In our extended families, we can often run into conflict due to different viewpoints or even ways we show love.

If family members are acting inappropriately or offensively, treating your child differently, or not making any effort to understand their needs, it’s time for a gentle conversation to set a boundary. Children see and feel more than we can comprehend, and it’s crucial to treat them with respect, and stand up for them when necessary.

In some situations, it can be as simple as saying to your family member, “I know you love them, but your words and actions are being perceived differently.”

 

Flip the Script on Gift-Giving

For children with sensory issues or working through trauma, receiving a gift can bring up heavy emotions, and they often may react in unfamiliar ways, or even reject the gift itself. Rather than focusing on tangible items to build a connection, make sure that you’re truly listening to what they need from you.

Ultimately, focus less on how a gift is received and more on how it feels to give.

 

Honor Religious Traditions

To embrace your child’s history and culture, have an honest conversation about their religious preferences. Make space to celebrate their religious holidays and traditions in a way that feels authentic to them.

Welcome them into your traditions, but never push your child to participate if they are not comfortable.

 

A common thread through all of this advice is patience. Have patience for your child, and yourself. Be aware of your need to nurture. Instead of leading with your initial perception of what they need, ask first.

The holidays do not have to be perfect; and neither do you. Give yourself permission to show up imperfectly, and trust that you are learning together.

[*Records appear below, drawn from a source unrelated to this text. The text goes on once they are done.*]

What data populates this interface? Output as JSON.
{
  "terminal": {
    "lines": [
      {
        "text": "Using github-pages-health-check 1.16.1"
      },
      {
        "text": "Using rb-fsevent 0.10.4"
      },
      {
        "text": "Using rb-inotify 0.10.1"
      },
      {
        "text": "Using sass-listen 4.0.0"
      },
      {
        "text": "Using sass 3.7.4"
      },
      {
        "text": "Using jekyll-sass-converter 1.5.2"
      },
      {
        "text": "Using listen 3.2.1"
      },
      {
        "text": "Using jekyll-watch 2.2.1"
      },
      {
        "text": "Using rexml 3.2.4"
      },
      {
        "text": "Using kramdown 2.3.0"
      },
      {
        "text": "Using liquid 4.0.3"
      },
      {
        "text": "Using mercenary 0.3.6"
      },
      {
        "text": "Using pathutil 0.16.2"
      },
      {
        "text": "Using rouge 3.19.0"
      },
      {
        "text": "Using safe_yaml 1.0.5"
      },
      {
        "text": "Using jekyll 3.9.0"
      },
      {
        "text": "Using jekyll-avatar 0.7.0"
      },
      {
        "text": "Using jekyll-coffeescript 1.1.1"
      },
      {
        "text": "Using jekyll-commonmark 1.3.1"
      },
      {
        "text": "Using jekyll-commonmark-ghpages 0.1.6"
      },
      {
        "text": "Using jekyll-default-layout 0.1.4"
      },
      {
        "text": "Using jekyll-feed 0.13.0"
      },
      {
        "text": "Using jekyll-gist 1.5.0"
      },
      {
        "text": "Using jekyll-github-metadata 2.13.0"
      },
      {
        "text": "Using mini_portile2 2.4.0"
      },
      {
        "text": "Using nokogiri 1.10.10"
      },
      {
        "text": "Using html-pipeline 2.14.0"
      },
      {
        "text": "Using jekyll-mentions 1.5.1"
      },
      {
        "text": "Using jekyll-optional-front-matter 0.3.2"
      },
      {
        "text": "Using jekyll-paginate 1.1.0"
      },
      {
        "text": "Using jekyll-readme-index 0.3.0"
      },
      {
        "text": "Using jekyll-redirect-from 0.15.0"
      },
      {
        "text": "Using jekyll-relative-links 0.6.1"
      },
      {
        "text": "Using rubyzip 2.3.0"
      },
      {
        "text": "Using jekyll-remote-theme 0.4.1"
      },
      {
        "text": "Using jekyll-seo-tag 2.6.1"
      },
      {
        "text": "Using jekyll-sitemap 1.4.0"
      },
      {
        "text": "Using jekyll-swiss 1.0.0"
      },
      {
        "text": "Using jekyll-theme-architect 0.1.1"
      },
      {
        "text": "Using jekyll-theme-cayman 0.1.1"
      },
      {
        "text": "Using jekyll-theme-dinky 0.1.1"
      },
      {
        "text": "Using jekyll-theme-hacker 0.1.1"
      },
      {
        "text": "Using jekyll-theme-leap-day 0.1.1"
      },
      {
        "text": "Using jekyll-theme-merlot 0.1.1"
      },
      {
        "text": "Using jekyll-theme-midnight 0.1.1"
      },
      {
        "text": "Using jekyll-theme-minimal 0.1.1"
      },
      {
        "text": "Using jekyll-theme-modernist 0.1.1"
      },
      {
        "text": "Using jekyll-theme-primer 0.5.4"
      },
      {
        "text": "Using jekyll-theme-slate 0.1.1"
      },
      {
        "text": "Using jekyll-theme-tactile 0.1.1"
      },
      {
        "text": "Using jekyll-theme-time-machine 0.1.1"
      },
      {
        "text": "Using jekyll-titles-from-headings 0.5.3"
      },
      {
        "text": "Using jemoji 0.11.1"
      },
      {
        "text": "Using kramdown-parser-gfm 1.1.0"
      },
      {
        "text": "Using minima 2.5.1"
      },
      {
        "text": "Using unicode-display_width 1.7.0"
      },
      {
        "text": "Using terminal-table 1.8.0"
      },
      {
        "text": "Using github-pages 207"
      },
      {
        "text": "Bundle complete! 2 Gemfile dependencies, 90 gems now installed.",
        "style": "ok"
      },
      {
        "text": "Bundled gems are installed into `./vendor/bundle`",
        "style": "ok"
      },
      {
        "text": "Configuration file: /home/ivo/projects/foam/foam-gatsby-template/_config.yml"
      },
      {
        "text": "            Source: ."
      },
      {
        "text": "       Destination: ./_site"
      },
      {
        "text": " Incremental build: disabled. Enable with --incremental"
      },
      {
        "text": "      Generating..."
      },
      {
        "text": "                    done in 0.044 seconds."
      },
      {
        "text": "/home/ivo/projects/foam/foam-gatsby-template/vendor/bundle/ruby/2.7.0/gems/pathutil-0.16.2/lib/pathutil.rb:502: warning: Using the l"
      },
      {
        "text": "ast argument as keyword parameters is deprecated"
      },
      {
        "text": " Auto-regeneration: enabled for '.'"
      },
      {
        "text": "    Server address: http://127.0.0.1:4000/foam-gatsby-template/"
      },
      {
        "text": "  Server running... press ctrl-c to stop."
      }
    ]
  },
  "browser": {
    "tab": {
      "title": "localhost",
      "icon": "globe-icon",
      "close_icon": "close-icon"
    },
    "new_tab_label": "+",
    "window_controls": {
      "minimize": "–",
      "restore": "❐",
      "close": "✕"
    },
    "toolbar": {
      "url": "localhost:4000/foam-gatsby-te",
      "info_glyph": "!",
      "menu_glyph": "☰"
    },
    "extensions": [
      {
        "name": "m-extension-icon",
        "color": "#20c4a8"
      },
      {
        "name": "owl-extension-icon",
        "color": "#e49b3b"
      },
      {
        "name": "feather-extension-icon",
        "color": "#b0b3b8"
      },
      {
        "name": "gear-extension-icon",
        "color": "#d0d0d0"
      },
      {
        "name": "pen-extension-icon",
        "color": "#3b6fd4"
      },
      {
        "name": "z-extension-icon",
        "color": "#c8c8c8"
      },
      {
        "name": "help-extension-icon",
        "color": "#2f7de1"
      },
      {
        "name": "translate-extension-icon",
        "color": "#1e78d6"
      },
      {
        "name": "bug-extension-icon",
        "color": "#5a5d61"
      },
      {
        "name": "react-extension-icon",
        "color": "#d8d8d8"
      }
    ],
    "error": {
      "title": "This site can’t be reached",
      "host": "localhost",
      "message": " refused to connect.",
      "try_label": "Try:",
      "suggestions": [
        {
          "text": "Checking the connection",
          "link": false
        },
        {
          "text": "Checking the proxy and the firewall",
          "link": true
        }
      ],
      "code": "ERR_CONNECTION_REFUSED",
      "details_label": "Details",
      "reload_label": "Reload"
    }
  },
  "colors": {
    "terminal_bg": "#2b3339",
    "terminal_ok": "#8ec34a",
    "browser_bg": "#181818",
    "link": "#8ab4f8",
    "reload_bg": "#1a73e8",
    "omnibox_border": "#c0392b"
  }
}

If you need additional support, reach out to our team for guidance through counseling, parent coaching, webinars, trainings, and more.